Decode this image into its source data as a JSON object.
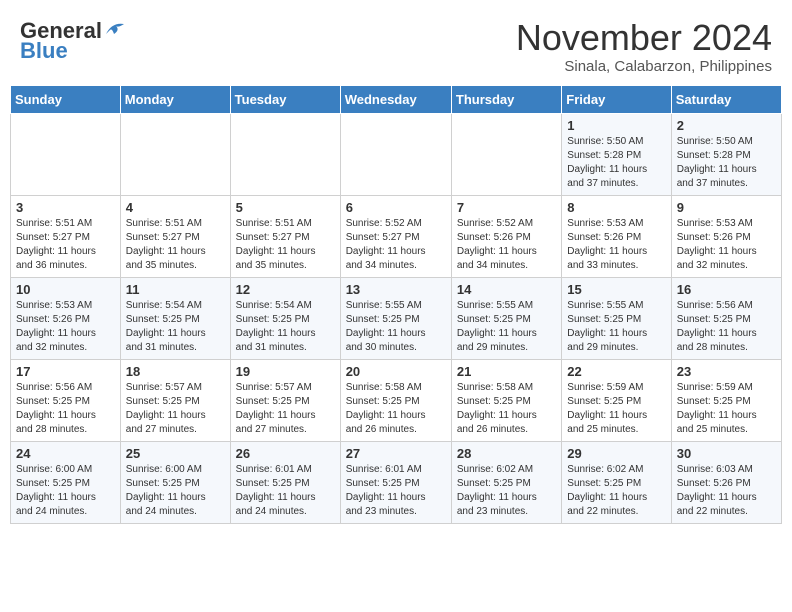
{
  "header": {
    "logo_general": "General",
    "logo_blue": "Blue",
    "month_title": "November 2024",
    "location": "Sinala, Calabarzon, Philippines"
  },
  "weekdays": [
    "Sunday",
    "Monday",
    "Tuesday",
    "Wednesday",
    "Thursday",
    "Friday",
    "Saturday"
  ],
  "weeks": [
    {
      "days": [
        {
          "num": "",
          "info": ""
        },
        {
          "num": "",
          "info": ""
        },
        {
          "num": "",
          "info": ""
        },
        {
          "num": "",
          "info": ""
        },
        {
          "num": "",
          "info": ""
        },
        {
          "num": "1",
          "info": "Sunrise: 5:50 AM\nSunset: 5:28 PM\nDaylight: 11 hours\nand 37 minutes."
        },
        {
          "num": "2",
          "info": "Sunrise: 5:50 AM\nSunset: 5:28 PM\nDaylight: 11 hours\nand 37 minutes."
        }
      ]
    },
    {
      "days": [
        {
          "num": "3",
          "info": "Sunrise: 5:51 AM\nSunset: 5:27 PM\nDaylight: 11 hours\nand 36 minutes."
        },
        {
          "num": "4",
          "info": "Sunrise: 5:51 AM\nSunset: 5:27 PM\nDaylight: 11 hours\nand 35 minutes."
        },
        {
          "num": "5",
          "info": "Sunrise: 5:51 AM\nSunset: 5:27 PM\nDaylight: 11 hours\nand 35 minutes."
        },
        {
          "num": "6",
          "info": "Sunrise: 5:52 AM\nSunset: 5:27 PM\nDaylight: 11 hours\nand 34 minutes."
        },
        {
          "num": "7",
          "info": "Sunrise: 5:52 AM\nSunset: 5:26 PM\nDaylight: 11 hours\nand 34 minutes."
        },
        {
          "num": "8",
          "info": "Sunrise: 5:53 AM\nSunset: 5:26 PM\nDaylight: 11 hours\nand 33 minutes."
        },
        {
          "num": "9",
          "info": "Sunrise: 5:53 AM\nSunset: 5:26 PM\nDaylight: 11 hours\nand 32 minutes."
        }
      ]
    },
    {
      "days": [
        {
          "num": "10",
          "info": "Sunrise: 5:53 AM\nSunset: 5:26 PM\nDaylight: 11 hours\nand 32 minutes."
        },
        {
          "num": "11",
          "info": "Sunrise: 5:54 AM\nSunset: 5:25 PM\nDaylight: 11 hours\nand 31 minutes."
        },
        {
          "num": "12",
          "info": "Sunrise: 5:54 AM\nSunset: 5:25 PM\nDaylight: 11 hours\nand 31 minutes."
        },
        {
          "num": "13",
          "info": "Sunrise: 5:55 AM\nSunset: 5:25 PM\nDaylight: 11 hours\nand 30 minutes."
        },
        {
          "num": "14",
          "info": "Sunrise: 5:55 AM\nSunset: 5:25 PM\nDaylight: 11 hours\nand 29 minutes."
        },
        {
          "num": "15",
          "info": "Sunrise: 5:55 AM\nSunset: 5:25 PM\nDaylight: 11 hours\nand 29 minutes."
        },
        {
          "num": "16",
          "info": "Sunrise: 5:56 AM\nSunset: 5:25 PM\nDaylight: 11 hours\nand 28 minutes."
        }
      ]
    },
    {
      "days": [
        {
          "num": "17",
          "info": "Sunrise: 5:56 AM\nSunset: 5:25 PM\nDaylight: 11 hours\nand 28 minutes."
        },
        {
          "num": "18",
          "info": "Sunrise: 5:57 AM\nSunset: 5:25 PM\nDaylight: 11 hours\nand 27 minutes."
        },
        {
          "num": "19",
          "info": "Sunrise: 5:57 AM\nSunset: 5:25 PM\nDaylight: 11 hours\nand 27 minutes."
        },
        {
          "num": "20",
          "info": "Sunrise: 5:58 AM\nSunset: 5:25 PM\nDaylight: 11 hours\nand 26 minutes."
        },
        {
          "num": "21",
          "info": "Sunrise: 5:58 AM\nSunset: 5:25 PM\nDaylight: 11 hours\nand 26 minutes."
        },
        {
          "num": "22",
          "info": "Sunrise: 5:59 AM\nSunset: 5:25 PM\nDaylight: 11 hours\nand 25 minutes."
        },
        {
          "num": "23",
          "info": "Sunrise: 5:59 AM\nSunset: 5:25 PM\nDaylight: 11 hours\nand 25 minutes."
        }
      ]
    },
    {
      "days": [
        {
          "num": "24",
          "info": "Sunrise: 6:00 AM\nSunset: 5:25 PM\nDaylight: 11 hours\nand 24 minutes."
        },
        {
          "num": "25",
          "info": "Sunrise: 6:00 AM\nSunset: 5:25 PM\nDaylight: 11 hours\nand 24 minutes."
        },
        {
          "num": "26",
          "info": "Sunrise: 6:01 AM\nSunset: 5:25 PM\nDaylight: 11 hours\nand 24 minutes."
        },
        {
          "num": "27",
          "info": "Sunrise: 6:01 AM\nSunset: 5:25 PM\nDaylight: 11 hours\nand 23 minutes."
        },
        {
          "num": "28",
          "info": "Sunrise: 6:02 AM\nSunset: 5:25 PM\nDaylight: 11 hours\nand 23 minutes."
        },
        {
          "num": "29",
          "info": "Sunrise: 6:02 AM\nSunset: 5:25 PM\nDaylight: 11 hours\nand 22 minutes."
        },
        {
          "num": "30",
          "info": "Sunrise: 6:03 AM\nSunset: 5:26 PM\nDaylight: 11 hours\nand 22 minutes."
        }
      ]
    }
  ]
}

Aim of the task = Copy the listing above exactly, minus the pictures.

Solution for this exercise =
Decode this image into its source data as a JSON object.
{
  "header": {
    "logo_general": "General",
    "logo_blue": "Blue",
    "month_title": "November 2024",
    "location": "Sinala, Calabarzon, Philippines"
  },
  "weekdays": [
    "Sunday",
    "Monday",
    "Tuesday",
    "Wednesday",
    "Thursday",
    "Friday",
    "Saturday"
  ],
  "weeks": [
    {
      "days": [
        {
          "num": "",
          "info": ""
        },
        {
          "num": "",
          "info": ""
        },
        {
          "num": "",
          "info": ""
        },
        {
          "num": "",
          "info": ""
        },
        {
          "num": "",
          "info": ""
        },
        {
          "num": "1",
          "info": "Sunrise: 5:50 AM\nSunset: 5:28 PM\nDaylight: 11 hours\nand 37 minutes."
        },
        {
          "num": "2",
          "info": "Sunrise: 5:50 AM\nSunset: 5:28 PM\nDaylight: 11 hours\nand 37 minutes."
        }
      ]
    },
    {
      "days": [
        {
          "num": "3",
          "info": "Sunrise: 5:51 AM\nSunset: 5:27 PM\nDaylight: 11 hours\nand 36 minutes."
        },
        {
          "num": "4",
          "info": "Sunrise: 5:51 AM\nSunset: 5:27 PM\nDaylight: 11 hours\nand 35 minutes."
        },
        {
          "num": "5",
          "info": "Sunrise: 5:51 AM\nSunset: 5:27 PM\nDaylight: 11 hours\nand 35 minutes."
        },
        {
          "num": "6",
          "info": "Sunrise: 5:52 AM\nSunset: 5:27 PM\nDaylight: 11 hours\nand 34 minutes."
        },
        {
          "num": "7",
          "info": "Sunrise: 5:52 AM\nSunset: 5:26 PM\nDaylight: 11 hours\nand 34 minutes."
        },
        {
          "num": "8",
          "info": "Sunrise: 5:53 AM\nSunset: 5:26 PM\nDaylight: 11 hours\nand 33 minutes."
        },
        {
          "num": "9",
          "info": "Sunrise: 5:53 AM\nSunset: 5:26 PM\nDaylight: 11 hours\nand 32 minutes."
        }
      ]
    },
    {
      "days": [
        {
          "num": "10",
          "info": "Sunrise: 5:53 AM\nSunset: 5:26 PM\nDaylight: 11 hours\nand 32 minutes."
        },
        {
          "num": "11",
          "info": "Sunrise: 5:54 AM\nSunset: 5:25 PM\nDaylight: 11 hours\nand 31 minutes."
        },
        {
          "num": "12",
          "info": "Sunrise: 5:54 AM\nSunset: 5:25 PM\nDaylight: 11 hours\nand 31 minutes."
        },
        {
          "num": "13",
          "info": "Sunrise: 5:55 AM\nSunset: 5:25 PM\nDaylight: 11 hours\nand 30 minutes."
        },
        {
          "num": "14",
          "info": "Sunrise: 5:55 AM\nSunset: 5:25 PM\nDaylight: 11 hours\nand 29 minutes."
        },
        {
          "num": "15",
          "info": "Sunrise: 5:55 AM\nSunset: 5:25 PM\nDaylight: 11 hours\nand 29 minutes."
        },
        {
          "num": "16",
          "info": "Sunrise: 5:56 AM\nSunset: 5:25 PM\nDaylight: 11 hours\nand 28 minutes."
        }
      ]
    },
    {
      "days": [
        {
          "num": "17",
          "info": "Sunrise: 5:56 AM\nSunset: 5:25 PM\nDaylight: 11 hours\nand 28 minutes."
        },
        {
          "num": "18",
          "info": "Sunrise: 5:57 AM\nSunset: 5:25 PM\nDaylight: 11 hours\nand 27 minutes."
        },
        {
          "num": "19",
          "info": "Sunrise: 5:57 AM\nSunset: 5:25 PM\nDaylight: 11 hours\nand 27 minutes."
        },
        {
          "num": "20",
          "info": "Sunrise: 5:58 AM\nSunset: 5:25 PM\nDaylight: 11 hours\nand 26 minutes."
        },
        {
          "num": "21",
          "info": "Sunrise: 5:58 AM\nSunset: 5:25 PM\nDaylight: 11 hours\nand 26 minutes."
        },
        {
          "num": "22",
          "info": "Sunrise: 5:59 AM\nSunset: 5:25 PM\nDaylight: 11 hours\nand 25 minutes."
        },
        {
          "num": "23",
          "info": "Sunrise: 5:59 AM\nSunset: 5:25 PM\nDaylight: 11 hours\nand 25 minutes."
        }
      ]
    },
    {
      "days": [
        {
          "num": "24",
          "info": "Sunrise: 6:00 AM\nSunset: 5:25 PM\nDaylight: 11 hours\nand 24 minutes."
        },
        {
          "num": "25",
          "info": "Sunrise: 6:00 AM\nSunset: 5:25 PM\nDaylight: 11 hours\nand 24 minutes."
        },
        {
          "num": "26",
          "info": "Sunrise: 6:01 AM\nSunset: 5:25 PM\nDaylight: 11 hours\nand 24 minutes."
        },
        {
          "num": "27",
          "info": "Sunrise: 6:01 AM\nSunset: 5:25 PM\nDaylight: 11 hours\nand 23 minutes."
        },
        {
          "num": "28",
          "info": "Sunrise: 6:02 AM\nSunset: 5:25 PM\nDaylight: 11 hours\nand 23 minutes."
        },
        {
          "num": "29",
          "info": "Sunrise: 6:02 AM\nSunset: 5:25 PM\nDaylight: 11 hours\nand 22 minutes."
        },
        {
          "num": "30",
          "info": "Sunrise: 6:03 AM\nSunset: 5:26 PM\nDaylight: 11 hours\nand 22 minutes."
        }
      ]
    }
  ]
}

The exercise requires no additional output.